**HOW TO COMPLETE THIS TASK:** Search the data below for the string "Backgrounds". Extract every line that contains it.

[Page and application data records]
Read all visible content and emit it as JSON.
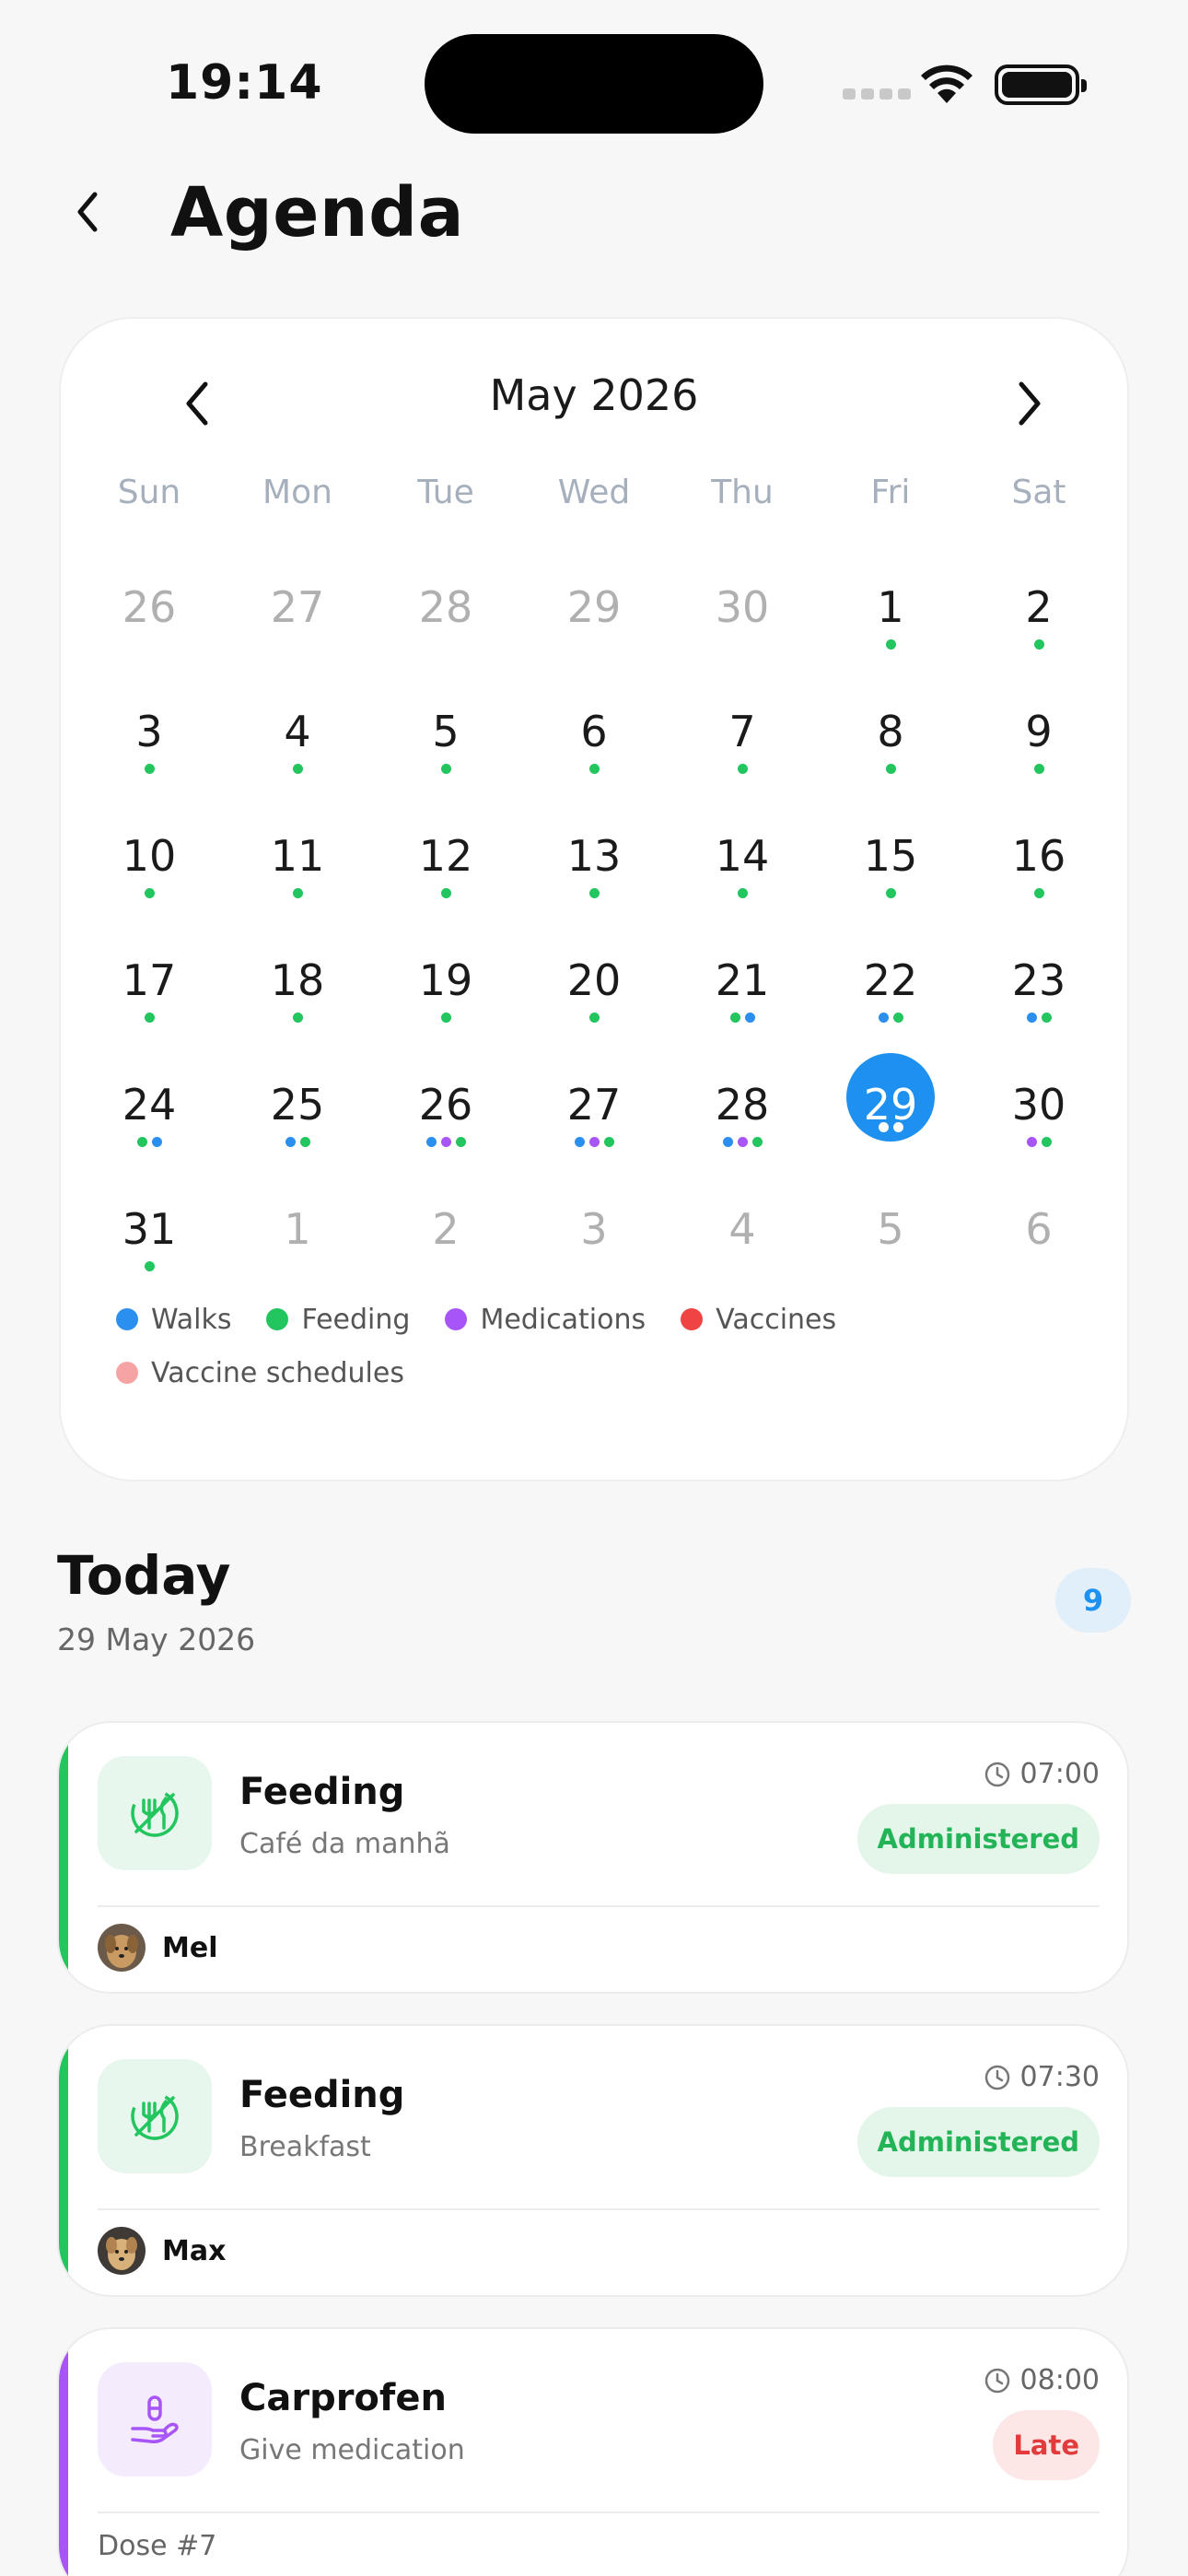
{
  "status_bar": {
    "time": "19:14"
  },
  "header": {
    "title": "Agenda"
  },
  "calendar": {
    "month_label": "May 2026",
    "weekdays": [
      "Sun",
      "Mon",
      "Tue",
      "Wed",
      "Thu",
      "Fri",
      "Sat"
    ],
    "colors": {
      "walks": "#2b8ff0",
      "feeding": "#22c55e",
      "medications": "#a855f7",
      "vaccines": "#ef4444",
      "vaccine_schedules": "#f5a3a3",
      "selected": "#1e90f0"
    },
    "weeks": [
      [
        {
          "d": "26",
          "other": true,
          "dots": []
        },
        {
          "d": "27",
          "other": true,
          "dots": []
        },
        {
          "d": "28",
          "other": true,
          "dots": []
        },
        {
          "d": "29",
          "other": true,
          "dots": []
        },
        {
          "d": "30",
          "other": true,
          "dots": []
        },
        {
          "d": "1",
          "dots": [
            "feeding"
          ]
        },
        {
          "d": "2",
          "dots": [
            "feeding"
          ]
        }
      ],
      [
        {
          "d": "3",
          "dots": [
            "feeding"
          ]
        },
        {
          "d": "4",
          "dots": [
            "feeding"
          ]
        },
        {
          "d": "5",
          "dots": [
            "feeding"
          ]
        },
        {
          "d": "6",
          "dots": [
            "feeding"
          ]
        },
        {
          "d": "7",
          "dots": [
            "feeding"
          ]
        },
        {
          "d": "8",
          "dots": [
            "feeding"
          ]
        },
        {
          "d": "9",
          "dots": [
            "feeding"
          ]
        }
      ],
      [
        {
          "d": "10",
          "dots": [
            "feeding"
          ]
        },
        {
          "d": "11",
          "dots": [
            "feeding"
          ]
        },
        {
          "d": "12",
          "dots": [
            "feeding"
          ]
        },
        {
          "d": "13",
          "dots": [
            "feeding"
          ]
        },
        {
          "d": "14",
          "dots": [
            "feeding"
          ]
        },
        {
          "d": "15",
          "dots": [
            "feeding"
          ]
        },
        {
          "d": "16",
          "dots": [
            "feeding"
          ]
        }
      ],
      [
        {
          "d": "17",
          "dots": [
            "feeding"
          ]
        },
        {
          "d": "18",
          "dots": [
            "feeding"
          ]
        },
        {
          "d": "19",
          "dots": [
            "feeding"
          ]
        },
        {
          "d": "20",
          "dots": [
            "feeding"
          ]
        },
        {
          "d": "21",
          "dots": [
            "feeding",
            "walks"
          ]
        },
        {
          "d": "22",
          "dots": [
            "walks",
            "feeding"
          ]
        },
        {
          "d": "23",
          "dots": [
            "walks",
            "feeding"
          ]
        }
      ],
      [
        {
          "d": "24",
          "dots": [
            "feeding",
            "walks"
          ]
        },
        {
          "d": "25",
          "dots": [
            "walks",
            "feeding"
          ]
        },
        {
          "d": "26",
          "dots": [
            "walks",
            "medications",
            "feeding"
          ]
        },
        {
          "d": "27",
          "dots": [
            "walks",
            "medications",
            "feeding"
          ]
        },
        {
          "d": "28",
          "dots": [
            "walks",
            "medications",
            "feeding"
          ]
        },
        {
          "d": "29",
          "selected": true,
          "dots": [
            "walks",
            "feeding"
          ]
        },
        {
          "d": "30",
          "dots": [
            "medications",
            "feeding"
          ]
        }
      ],
      [
        {
          "d": "31",
          "dots": [
            "feeding"
          ]
        },
        {
          "d": "1",
          "other": true,
          "dots": []
        },
        {
          "d": "2",
          "other": true,
          "dots": []
        },
        {
          "d": "3",
          "other": true,
          "dots": []
        },
        {
          "d": "4",
          "other": true,
          "dots": []
        },
        {
          "d": "5",
          "other": true,
          "dots": []
        },
        {
          "d": "6",
          "other": true,
          "dots": []
        }
      ]
    ],
    "legend": [
      {
        "key": "walks",
        "label": "Walks"
      },
      {
        "key": "feeding",
        "label": "Feeding"
      },
      {
        "key": "medications",
        "label": "Medications"
      },
      {
        "key": "vaccines",
        "label": "Vaccines"
      },
      {
        "key": "vaccine_schedules",
        "label": "Vaccine schedules"
      }
    ]
  },
  "today": {
    "title": "Today",
    "date": "29 May 2026",
    "count": "9"
  },
  "events": [
    {
      "title": "Feeding",
      "subtitle": "Café da manhã",
      "time": "07:00",
      "status": "Administered",
      "pet": "Mel",
      "accent": "#22c55e",
      "icon": "no-food-icon"
    },
    {
      "title": "Feeding",
      "subtitle": "Breakfast",
      "time": "07:30",
      "status": "Administered",
      "pet": "Max",
      "accent": "#22c55e",
      "icon": "no-food-icon"
    },
    {
      "title": "Carprofen",
      "subtitle": "Give medication",
      "time": "08:00",
      "status": "Late",
      "dose": "Dose #7",
      "accent": "#a855f7",
      "icon": "medication-hand-icon"
    }
  ]
}
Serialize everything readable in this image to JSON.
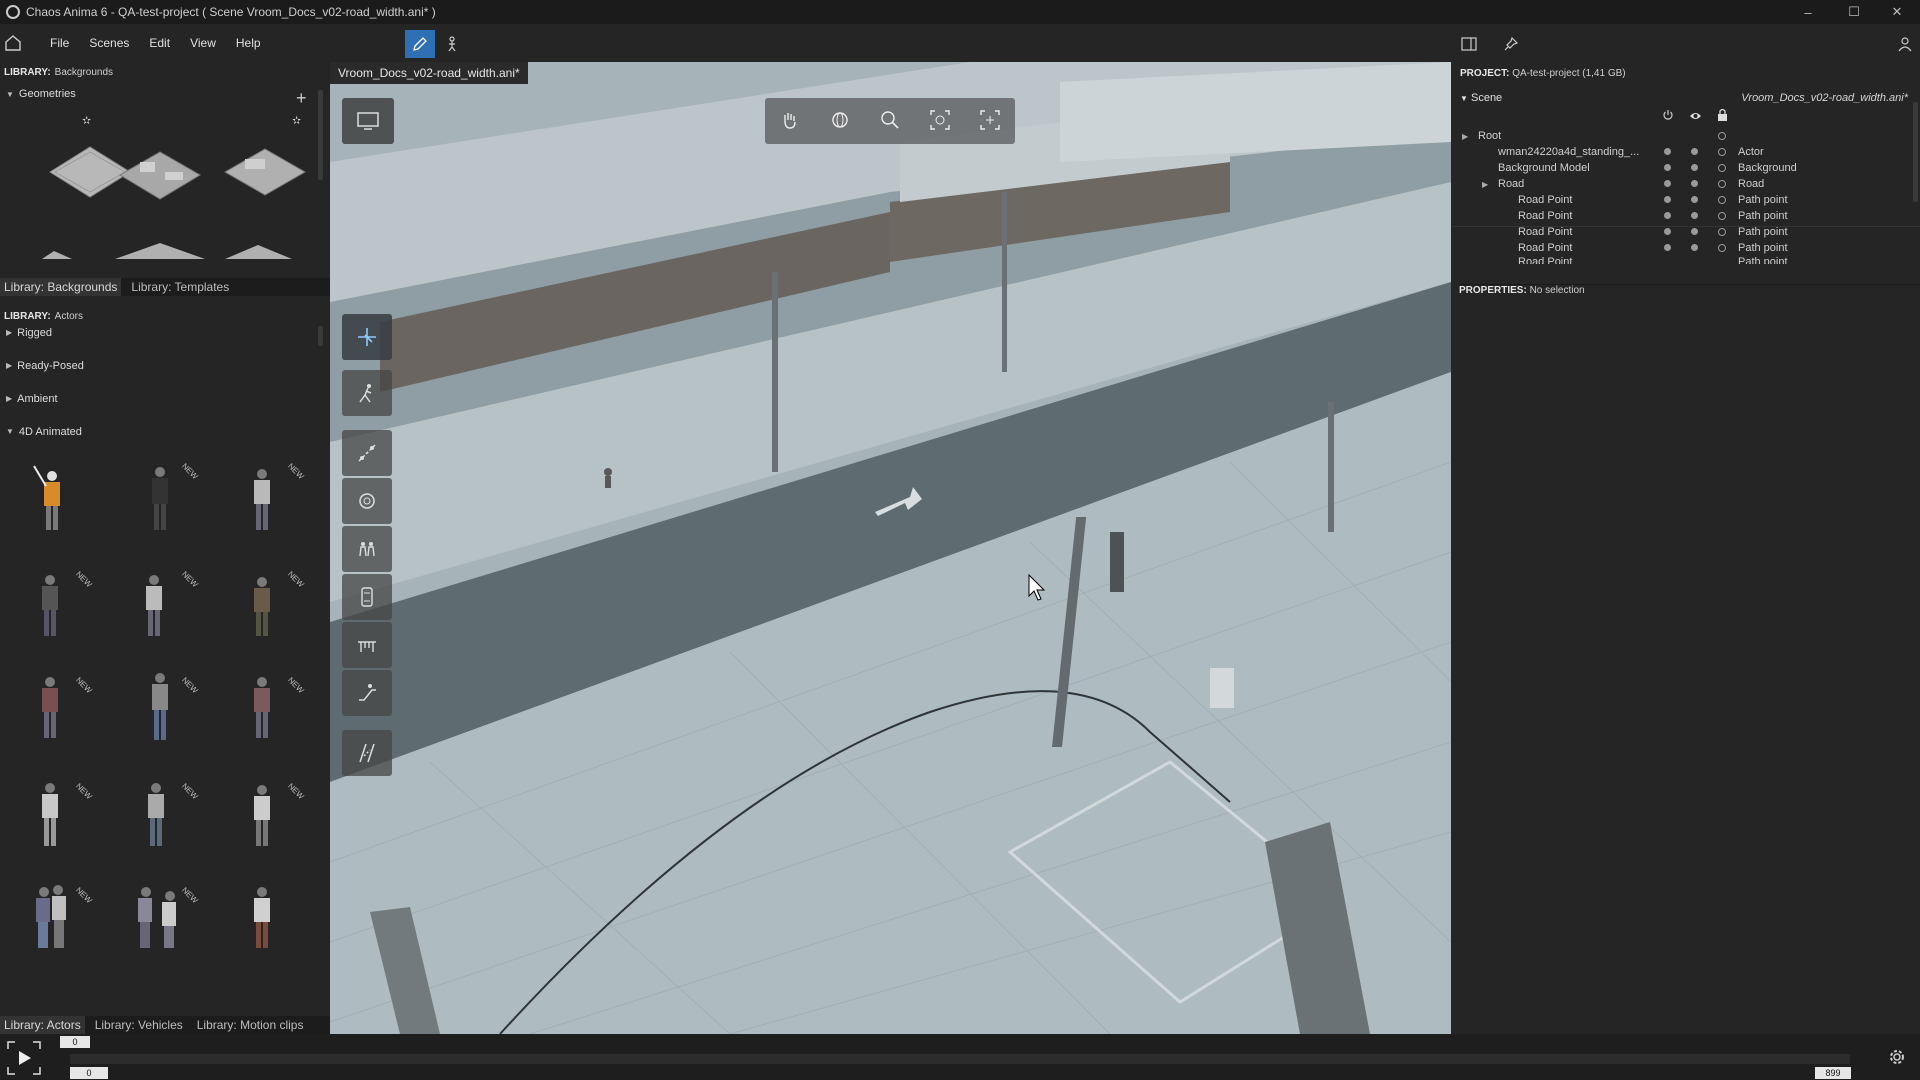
{
  "window": {
    "title": "Chaos Anima 6 -  QA-test-project ( Scene Vroom_Docs_v02-road_width.ani* )",
    "controls": [
      "–",
      "☐",
      "✕"
    ]
  },
  "menu": {
    "items": [
      "File",
      "Scenes",
      "Edit",
      "View",
      "Help"
    ],
    "icons": {
      "home": "home-icon",
      "edit_mode": "pencil-icon",
      "walk_mode": "person-icon",
      "panel_toggle": "panel-icon",
      "pin": "pin-icon",
      "user": "user-icon"
    }
  },
  "left": {
    "library_top_label": "LIBRARY:",
    "library_top_value": "Backgrounds",
    "geometries_label": "Geometries",
    "tabs_top": [
      "Library: Backgrounds",
      "Library: Templates"
    ],
    "library_actor_label": "LIBRARY:",
    "library_actor_value": "Actors",
    "categories": [
      "Rigged",
      "Ready-Posed",
      "Ambient",
      "4D Animated"
    ],
    "new_badge": "NEW",
    "tabs_bottom": [
      "Library: Actors",
      "Library: Vehicles",
      "Library: Motion clips"
    ]
  },
  "viewport": {
    "tab": "Vroom_Docs_v02-road_width.ani*",
    "top_tools": [
      "hand-icon",
      "orbit-icon",
      "zoom-icon",
      "zoom-fit-icon",
      "frame-icon"
    ],
    "side_tools": [
      "select-move-icon",
      "actor-path-icon",
      "path-edit-icon",
      "rotate-icon",
      "group-icon",
      "vehicle-icon",
      "crowd-icon",
      "escalator-icon",
      "road-icon"
    ]
  },
  "right": {
    "project_label": "PROJECT:",
    "project_value": "QA-test-project (1,41 GB)",
    "scene_label": "Scene",
    "scene_file": "Vroom_Docs_v02-road_width.ani*",
    "rows": [
      {
        "name": "Root",
        "type": ""
      },
      {
        "name": "wman24220a4d_standing_...",
        "type": "Actor"
      },
      {
        "name": "Background Model",
        "type": "Background"
      },
      {
        "name": "Road",
        "type": "Road"
      },
      {
        "name": "Road Point",
        "type": "Path point"
      },
      {
        "name": "Road Point",
        "type": "Path point"
      },
      {
        "name": "Road Point",
        "type": "Path point"
      },
      {
        "name": "Road Point",
        "type": "Path point"
      },
      {
        "name": "Road Point",
        "type": "Path point"
      }
    ],
    "properties_label": "PROPERTIES:",
    "properties_value": "No selection"
  },
  "timeline": {
    "start_frame_top": "0",
    "start_frame": "0",
    "end_frame": "899"
  }
}
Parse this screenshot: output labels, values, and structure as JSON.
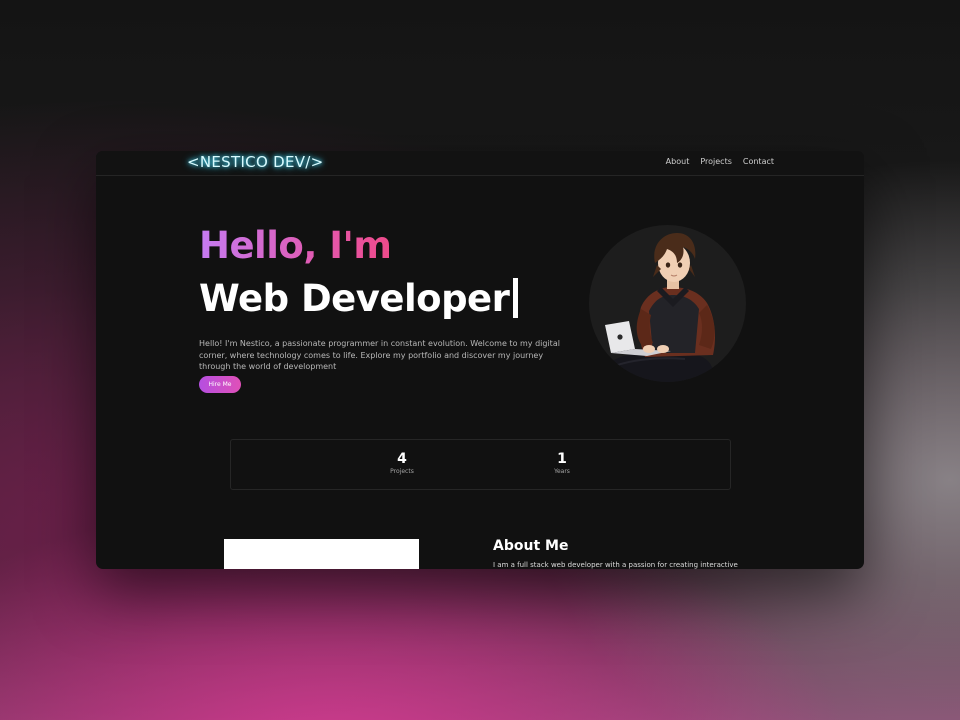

**YOUR RESPONSE:**
    "library_top_value": "Backgrounds",
      "Library: Backgrounds",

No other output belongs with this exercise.